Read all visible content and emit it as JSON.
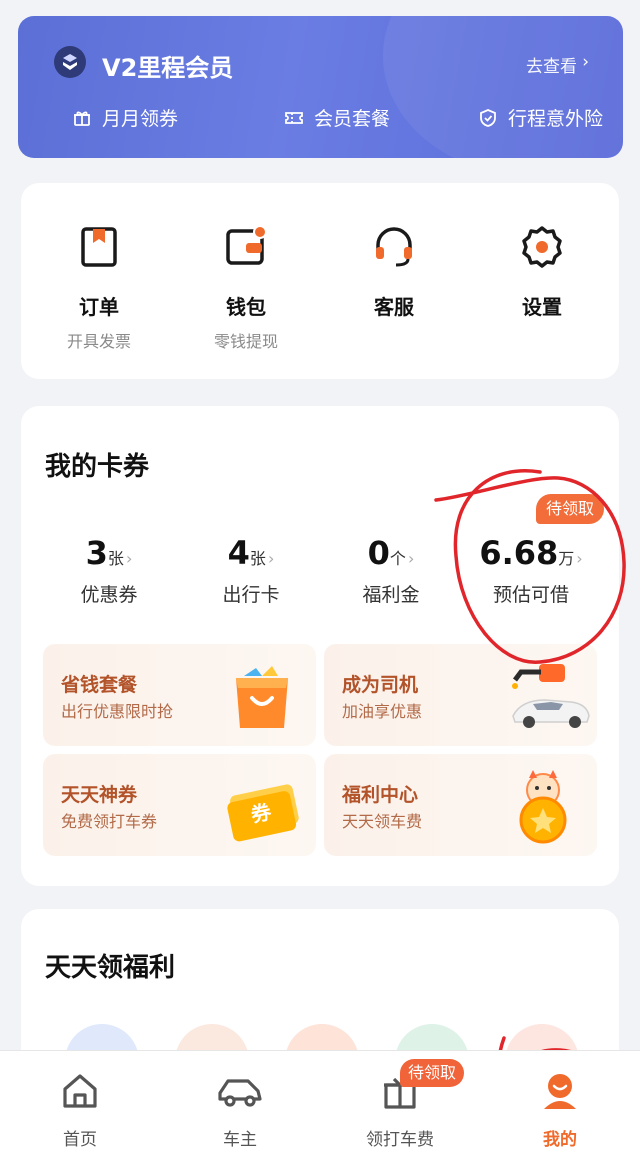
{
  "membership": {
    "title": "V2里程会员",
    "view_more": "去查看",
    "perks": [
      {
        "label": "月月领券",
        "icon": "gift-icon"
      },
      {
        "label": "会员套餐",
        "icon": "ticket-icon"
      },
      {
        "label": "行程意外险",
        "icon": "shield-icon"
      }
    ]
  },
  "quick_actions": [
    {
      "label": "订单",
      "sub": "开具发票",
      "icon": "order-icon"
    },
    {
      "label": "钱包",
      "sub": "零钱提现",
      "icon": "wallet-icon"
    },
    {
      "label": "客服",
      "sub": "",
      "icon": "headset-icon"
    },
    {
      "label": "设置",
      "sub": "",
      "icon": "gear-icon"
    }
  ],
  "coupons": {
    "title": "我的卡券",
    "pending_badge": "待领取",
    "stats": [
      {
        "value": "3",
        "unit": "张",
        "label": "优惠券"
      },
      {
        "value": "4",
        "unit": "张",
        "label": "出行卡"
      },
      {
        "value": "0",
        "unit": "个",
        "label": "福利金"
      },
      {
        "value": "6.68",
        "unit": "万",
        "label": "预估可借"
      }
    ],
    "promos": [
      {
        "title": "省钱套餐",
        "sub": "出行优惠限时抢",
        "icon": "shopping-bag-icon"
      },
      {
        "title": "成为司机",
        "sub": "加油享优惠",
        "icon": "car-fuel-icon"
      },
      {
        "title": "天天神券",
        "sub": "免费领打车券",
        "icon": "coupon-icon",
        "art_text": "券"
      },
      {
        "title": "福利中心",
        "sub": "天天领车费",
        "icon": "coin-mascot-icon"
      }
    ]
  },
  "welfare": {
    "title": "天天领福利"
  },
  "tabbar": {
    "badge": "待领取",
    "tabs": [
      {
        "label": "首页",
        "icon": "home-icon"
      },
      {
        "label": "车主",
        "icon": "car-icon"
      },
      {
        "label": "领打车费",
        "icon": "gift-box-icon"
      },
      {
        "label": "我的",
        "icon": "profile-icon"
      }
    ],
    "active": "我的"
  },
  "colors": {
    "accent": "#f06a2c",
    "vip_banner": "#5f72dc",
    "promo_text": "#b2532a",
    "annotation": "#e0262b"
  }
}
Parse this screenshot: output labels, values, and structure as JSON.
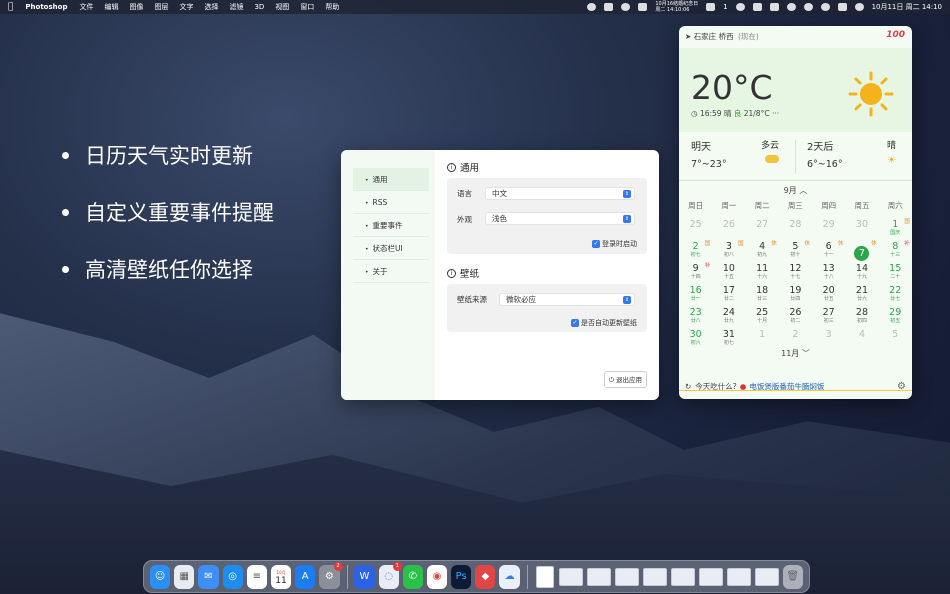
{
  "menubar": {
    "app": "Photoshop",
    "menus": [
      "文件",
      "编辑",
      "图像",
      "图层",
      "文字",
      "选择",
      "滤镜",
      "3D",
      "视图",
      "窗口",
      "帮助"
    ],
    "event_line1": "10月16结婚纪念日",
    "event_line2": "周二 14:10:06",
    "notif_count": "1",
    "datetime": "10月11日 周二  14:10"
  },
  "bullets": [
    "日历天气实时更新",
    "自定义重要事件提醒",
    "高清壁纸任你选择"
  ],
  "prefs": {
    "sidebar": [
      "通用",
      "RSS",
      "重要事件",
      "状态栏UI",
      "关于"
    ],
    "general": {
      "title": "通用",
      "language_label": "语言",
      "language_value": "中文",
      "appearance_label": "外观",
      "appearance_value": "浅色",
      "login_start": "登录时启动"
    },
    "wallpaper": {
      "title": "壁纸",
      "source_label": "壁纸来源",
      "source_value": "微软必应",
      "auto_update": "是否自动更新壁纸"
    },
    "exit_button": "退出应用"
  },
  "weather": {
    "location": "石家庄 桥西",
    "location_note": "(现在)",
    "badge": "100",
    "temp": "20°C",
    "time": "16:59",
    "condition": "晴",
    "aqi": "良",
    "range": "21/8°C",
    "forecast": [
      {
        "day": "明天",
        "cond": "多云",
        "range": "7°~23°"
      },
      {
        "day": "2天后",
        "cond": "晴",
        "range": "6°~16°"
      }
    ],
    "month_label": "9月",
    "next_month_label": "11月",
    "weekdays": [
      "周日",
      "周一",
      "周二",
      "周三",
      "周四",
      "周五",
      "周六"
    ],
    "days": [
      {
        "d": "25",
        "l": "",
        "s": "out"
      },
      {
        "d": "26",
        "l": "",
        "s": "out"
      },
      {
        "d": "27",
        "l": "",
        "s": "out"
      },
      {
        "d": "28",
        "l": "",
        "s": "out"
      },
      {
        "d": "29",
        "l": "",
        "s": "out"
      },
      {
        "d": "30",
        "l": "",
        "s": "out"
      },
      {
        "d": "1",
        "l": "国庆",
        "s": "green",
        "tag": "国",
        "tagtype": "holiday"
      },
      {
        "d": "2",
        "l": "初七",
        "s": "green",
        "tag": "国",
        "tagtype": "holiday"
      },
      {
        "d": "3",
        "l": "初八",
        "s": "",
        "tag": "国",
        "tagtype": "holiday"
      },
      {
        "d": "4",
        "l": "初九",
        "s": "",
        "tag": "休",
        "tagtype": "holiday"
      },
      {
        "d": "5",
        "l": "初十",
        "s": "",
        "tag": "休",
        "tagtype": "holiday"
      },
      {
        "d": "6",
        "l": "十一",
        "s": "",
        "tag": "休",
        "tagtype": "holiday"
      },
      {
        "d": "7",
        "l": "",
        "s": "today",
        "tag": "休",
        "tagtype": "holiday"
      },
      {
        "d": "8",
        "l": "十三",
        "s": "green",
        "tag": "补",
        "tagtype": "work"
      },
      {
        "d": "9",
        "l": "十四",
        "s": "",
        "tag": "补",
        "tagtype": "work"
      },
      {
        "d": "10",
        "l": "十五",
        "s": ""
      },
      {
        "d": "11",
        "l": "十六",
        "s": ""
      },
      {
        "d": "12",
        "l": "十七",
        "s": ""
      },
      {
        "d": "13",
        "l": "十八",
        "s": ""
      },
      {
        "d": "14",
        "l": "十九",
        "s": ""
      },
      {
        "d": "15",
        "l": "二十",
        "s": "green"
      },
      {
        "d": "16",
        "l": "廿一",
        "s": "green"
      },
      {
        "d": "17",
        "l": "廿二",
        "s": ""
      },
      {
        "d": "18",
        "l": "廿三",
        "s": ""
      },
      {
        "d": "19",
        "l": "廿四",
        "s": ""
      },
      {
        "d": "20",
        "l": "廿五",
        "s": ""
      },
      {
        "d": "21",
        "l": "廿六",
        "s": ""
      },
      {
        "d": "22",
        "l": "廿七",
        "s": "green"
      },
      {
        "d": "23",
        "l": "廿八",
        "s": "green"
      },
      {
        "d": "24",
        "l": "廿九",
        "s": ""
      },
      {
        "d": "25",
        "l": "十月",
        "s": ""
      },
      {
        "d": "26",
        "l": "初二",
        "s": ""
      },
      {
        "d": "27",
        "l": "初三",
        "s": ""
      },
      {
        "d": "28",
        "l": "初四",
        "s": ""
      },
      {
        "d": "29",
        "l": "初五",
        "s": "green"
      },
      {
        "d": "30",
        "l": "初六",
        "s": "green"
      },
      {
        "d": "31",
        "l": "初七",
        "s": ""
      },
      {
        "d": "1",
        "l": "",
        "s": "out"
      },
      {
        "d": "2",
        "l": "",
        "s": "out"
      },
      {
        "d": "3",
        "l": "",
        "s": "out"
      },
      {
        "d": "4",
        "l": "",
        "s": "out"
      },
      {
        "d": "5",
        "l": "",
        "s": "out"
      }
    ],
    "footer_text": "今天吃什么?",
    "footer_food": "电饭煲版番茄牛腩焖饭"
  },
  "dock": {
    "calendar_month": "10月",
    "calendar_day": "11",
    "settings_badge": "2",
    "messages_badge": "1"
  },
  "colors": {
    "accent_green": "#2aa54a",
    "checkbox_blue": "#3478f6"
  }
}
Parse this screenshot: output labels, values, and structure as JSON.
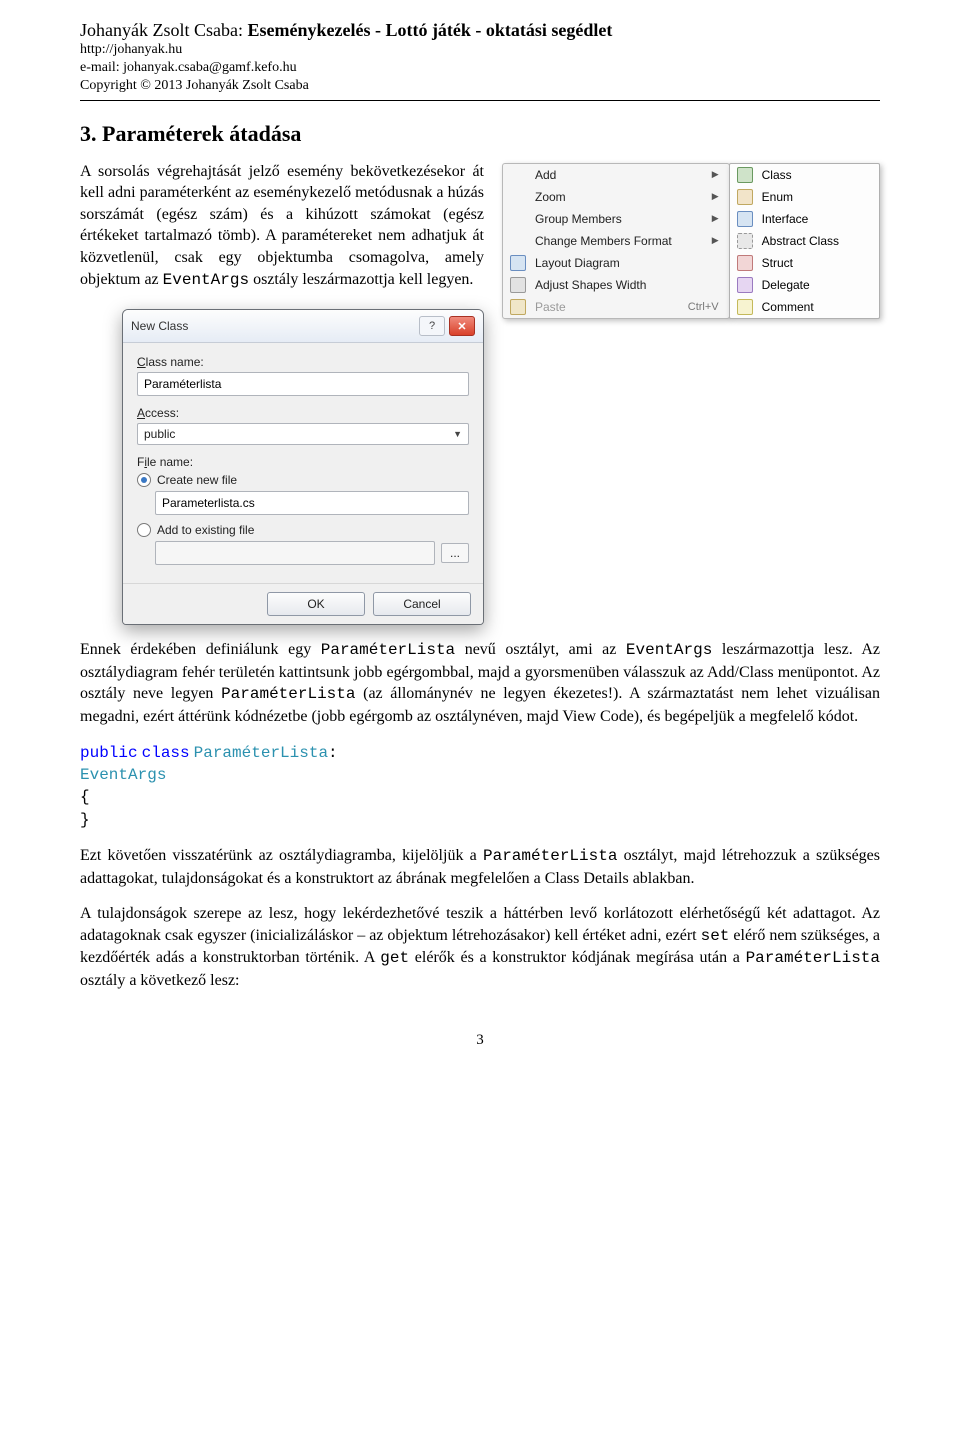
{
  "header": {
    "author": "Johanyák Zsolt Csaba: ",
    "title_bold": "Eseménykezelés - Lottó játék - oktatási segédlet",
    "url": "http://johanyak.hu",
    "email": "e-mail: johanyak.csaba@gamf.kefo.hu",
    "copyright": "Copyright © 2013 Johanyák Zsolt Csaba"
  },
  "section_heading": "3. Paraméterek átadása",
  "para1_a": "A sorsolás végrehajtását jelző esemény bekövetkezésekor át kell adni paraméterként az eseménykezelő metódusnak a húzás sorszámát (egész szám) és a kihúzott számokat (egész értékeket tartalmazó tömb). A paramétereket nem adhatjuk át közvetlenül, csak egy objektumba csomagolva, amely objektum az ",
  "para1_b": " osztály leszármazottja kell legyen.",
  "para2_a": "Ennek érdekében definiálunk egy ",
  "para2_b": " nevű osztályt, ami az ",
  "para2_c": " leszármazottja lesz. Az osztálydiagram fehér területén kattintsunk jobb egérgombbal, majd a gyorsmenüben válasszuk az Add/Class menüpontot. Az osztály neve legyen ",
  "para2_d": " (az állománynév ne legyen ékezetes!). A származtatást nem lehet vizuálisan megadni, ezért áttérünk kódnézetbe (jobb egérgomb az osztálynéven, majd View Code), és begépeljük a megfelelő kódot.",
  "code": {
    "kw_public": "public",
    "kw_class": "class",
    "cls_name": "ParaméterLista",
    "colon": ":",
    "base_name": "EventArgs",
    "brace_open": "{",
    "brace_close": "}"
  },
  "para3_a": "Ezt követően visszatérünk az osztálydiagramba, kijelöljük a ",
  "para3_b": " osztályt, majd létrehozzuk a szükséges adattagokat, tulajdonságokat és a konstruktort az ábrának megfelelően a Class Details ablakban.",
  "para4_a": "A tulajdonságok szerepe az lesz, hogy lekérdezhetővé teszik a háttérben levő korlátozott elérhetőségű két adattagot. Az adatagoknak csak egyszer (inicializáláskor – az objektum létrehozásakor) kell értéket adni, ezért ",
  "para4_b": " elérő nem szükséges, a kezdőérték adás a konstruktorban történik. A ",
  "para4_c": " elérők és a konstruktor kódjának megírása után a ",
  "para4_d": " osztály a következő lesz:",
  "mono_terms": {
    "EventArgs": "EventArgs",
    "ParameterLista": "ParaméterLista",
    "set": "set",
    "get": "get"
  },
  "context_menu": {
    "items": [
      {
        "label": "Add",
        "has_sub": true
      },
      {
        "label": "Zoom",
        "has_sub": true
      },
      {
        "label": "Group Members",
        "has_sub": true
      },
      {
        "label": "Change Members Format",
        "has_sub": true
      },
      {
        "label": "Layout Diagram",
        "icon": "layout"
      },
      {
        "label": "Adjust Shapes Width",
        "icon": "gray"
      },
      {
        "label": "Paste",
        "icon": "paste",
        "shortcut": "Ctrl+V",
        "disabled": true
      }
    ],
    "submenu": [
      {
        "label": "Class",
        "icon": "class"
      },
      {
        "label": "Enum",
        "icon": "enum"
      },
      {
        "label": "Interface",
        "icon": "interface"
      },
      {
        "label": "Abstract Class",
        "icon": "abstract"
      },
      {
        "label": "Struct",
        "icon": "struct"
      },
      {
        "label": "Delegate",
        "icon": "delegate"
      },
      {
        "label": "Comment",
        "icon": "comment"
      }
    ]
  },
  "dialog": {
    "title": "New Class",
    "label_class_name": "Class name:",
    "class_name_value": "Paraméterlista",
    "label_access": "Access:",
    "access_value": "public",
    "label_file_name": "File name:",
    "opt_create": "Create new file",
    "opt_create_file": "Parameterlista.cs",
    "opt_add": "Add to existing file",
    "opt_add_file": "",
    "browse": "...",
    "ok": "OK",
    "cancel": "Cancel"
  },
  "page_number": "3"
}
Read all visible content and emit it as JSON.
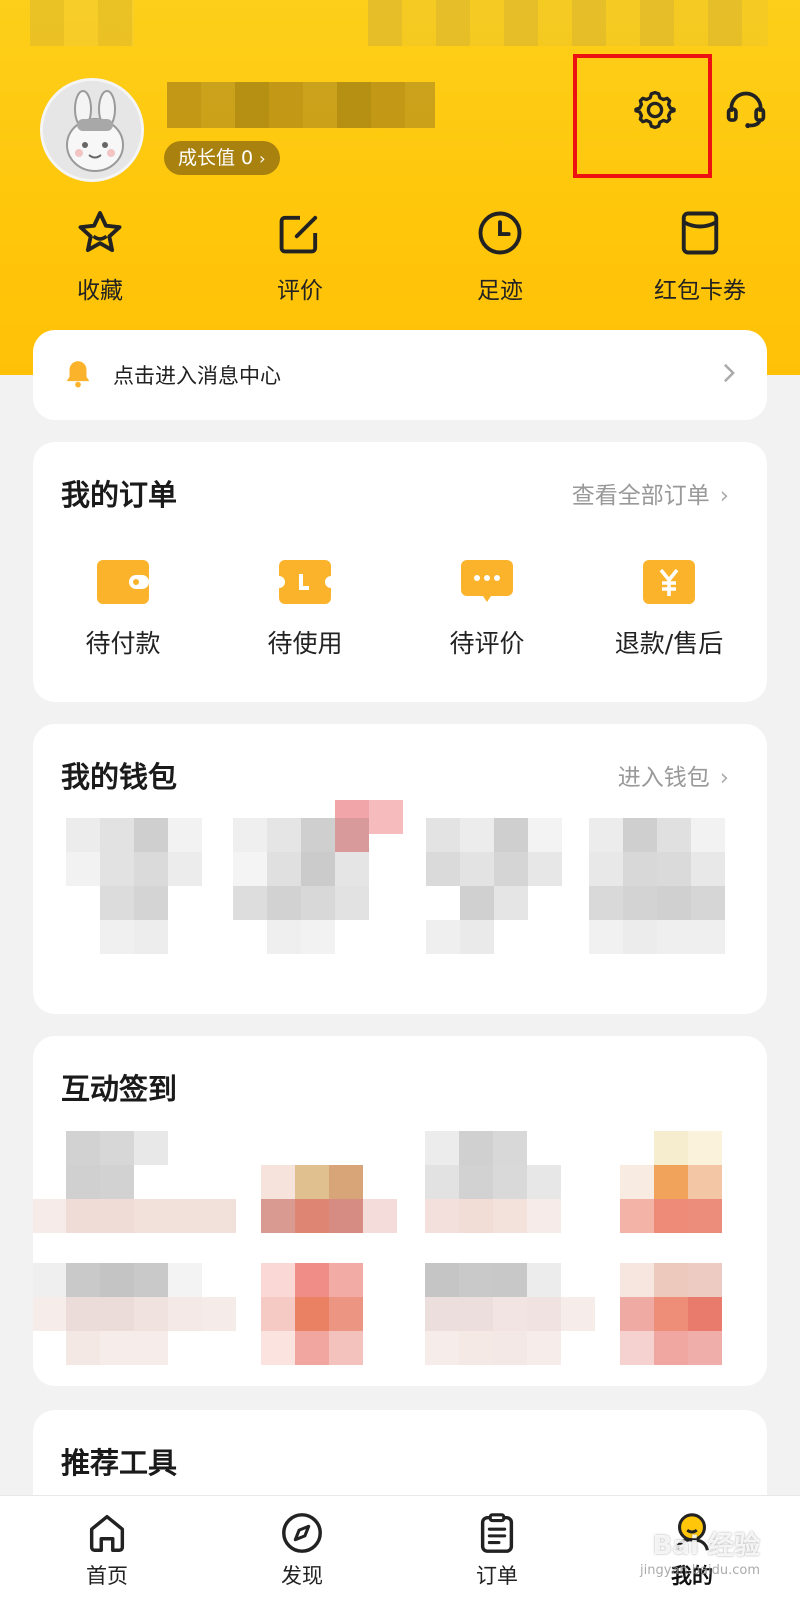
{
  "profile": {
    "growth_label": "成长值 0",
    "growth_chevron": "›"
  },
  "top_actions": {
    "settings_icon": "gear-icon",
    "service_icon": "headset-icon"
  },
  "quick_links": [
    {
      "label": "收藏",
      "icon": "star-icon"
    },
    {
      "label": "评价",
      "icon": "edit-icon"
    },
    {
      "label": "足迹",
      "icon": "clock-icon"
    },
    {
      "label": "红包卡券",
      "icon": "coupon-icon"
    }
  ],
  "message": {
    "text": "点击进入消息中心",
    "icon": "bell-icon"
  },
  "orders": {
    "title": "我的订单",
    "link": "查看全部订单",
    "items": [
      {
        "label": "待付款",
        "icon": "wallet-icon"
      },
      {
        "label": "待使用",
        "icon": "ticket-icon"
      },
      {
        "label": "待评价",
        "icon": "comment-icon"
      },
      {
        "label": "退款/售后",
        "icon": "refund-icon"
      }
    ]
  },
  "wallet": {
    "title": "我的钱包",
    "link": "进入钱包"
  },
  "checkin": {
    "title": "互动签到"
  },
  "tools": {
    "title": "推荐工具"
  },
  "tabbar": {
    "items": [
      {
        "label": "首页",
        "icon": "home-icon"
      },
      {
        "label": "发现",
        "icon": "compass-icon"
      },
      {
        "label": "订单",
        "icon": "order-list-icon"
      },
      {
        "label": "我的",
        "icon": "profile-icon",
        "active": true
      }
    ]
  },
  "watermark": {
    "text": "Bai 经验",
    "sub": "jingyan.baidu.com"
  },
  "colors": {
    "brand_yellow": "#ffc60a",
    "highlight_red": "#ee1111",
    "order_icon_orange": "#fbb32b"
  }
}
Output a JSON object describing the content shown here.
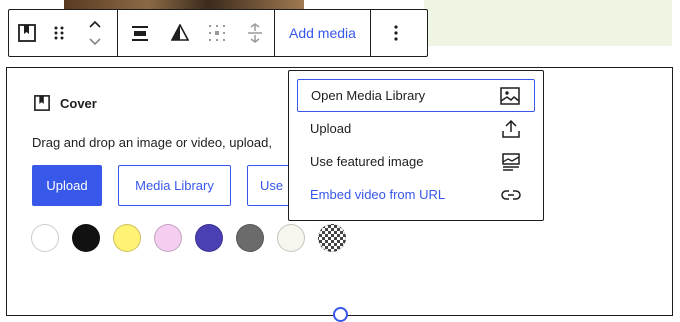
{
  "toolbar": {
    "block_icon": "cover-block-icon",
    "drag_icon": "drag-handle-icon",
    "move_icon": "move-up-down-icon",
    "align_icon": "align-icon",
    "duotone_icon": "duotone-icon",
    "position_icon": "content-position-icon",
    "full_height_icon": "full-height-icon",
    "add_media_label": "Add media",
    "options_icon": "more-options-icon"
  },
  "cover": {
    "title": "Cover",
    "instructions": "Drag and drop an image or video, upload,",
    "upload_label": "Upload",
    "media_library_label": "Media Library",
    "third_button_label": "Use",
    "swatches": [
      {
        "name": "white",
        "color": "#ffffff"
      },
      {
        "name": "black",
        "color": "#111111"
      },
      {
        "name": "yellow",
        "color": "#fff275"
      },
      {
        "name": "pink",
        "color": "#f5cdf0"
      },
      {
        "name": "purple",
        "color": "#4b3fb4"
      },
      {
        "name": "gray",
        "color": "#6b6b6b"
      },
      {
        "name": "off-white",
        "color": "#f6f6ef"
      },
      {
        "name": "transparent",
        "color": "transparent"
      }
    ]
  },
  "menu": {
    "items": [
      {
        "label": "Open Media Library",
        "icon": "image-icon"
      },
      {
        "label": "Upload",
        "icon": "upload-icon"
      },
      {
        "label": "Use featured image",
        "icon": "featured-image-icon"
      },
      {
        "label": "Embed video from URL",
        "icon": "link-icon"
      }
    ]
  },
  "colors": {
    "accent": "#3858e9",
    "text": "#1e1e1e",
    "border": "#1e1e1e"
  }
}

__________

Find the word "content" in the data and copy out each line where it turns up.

Read all visible content and emit it as JSON.
Read all visible content and emit it as JSON.
Output a JSON object describing the content shown here.
    "position_icon": "content-position-icon",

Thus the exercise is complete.